The steel steamship Saint Nicholas was launched from the Whiteinch yard of J G Lawrie and Co Ltd (Yard No 54) on 17th June 1871. She measured 227.5′ x 27.2′ x 14.6′ and her tonnage was 787 gross tons, 455 net tons. She was powered by a triple expansion steam engine by Hall Russell delivering 175 net horse power.
Built for the North of Scotland, Orkney and Shetland Steam Navigation Company Ltd of Aberdeen. Her primary routes were between the northern isles and the mainland and the ports along the north and east coast. She was the first vessel to run from Aberdeen to Lerwick in 1891.
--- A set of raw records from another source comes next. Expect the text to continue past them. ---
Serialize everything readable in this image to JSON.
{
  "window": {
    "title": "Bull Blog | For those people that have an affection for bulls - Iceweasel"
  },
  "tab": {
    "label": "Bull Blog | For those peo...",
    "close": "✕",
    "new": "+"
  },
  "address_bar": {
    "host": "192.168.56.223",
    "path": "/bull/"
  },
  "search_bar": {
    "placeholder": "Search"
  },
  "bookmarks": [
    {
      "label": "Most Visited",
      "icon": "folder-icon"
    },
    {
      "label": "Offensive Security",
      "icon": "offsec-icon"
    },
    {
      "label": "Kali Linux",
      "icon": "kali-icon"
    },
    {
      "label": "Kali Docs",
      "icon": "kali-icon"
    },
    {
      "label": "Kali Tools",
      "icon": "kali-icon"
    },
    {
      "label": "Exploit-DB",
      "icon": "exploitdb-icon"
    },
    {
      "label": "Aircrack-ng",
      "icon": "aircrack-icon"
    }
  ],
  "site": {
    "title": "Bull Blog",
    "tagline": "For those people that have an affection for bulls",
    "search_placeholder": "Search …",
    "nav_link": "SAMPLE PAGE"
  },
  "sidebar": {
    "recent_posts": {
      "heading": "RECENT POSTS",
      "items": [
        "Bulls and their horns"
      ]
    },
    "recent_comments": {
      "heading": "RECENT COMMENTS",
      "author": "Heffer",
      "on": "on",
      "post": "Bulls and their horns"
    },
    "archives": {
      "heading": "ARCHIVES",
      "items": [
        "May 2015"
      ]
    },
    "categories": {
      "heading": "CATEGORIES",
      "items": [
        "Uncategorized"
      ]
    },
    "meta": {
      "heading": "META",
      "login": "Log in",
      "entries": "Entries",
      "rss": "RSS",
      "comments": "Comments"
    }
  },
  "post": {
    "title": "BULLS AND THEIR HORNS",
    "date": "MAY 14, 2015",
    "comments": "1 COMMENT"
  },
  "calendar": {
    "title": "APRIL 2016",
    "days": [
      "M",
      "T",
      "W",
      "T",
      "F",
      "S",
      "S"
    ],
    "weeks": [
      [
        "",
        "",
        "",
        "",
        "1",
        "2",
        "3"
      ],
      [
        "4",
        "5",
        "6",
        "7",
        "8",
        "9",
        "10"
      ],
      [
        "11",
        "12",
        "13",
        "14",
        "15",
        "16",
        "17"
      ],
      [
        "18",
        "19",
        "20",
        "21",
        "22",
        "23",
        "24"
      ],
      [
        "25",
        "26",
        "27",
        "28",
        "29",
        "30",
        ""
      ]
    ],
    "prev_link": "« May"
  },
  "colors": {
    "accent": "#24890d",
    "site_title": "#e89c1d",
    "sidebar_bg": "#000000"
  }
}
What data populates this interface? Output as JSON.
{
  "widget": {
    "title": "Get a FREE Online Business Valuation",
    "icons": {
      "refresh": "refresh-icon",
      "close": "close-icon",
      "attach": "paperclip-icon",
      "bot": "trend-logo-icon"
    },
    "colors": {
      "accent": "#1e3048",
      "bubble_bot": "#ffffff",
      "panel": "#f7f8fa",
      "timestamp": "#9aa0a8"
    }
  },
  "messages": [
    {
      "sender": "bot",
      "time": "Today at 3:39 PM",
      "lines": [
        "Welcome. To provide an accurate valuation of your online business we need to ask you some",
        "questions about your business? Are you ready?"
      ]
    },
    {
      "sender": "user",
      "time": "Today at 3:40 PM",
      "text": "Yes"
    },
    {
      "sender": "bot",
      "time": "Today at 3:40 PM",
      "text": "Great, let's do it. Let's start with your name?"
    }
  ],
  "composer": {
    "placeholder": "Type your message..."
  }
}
The Saint Nicholas left Scrabster on 17th June 1914 under the command of Captain W Johnson with a crew of twenty nine men, five passengers and a general cargo aboard. The weather at the time was hazy and the wind light from the south east. By 6:45pm they were passing Dunnet Head and by 7:30pm they were abreast of Stroma. The lighthouse at Stroma was sighted but by now the fog was getting denser. As they passed Duncansby Head the fog had thickened so much Captain Johnson ordered engines to half speed and slight course adjustment was made to take her towards Noss Head and Wick. At 9pm the fog horn at Noss Head was clearly heard and fifteen minutes later the engines were stopped to allow a depth sounding to be taken. Seven minutes later the engine were set to slow ahead but Johnson, sensing his vessel’s dangerous situation decided at 9:30pm to stop engines intending to anchor for the night.
However, at this point a special pre-arranged sound signal from the harbour pilot, was heard by the crew. This procedure had been put in place to cope with precisely this situation and therefore the captain began moving very slowly towards the signal. Unfortunately the captain had slightly miscalculated his actual position and, only a few minutes later, at 9:45pm, breakers were spotted directly ahead and, although the engines were reversed, it was too late and the Saint Nicholas ran aground. The engines were run in reverse for some time but she was stuck fast. Minutes later the pilot boat arrived on the scene and took off the passengers and the steward. The crew initially stayed aboard but, with the falling tide, the vessel took on a dangerous list to port and the captain ordered his crew into the boats. Soon after, with an ever increasing list to port as the tide fell, she slipped off the rocks and sank in deep water. The subsequent enquiry held that the master had predominantly managed the situation well but, a small error of judgement in the final moments had resulted in his ship running aground. She became a total loss.
The wreckage of the Saint Nicholas lie close to the shoreline where she sank in position 58° 26.389’N, 003° 03.196’W in water up to 20 metres deep. There is still substantial wreckage at the site with the huge boiler, engine, pistons and propeller still clearly visible.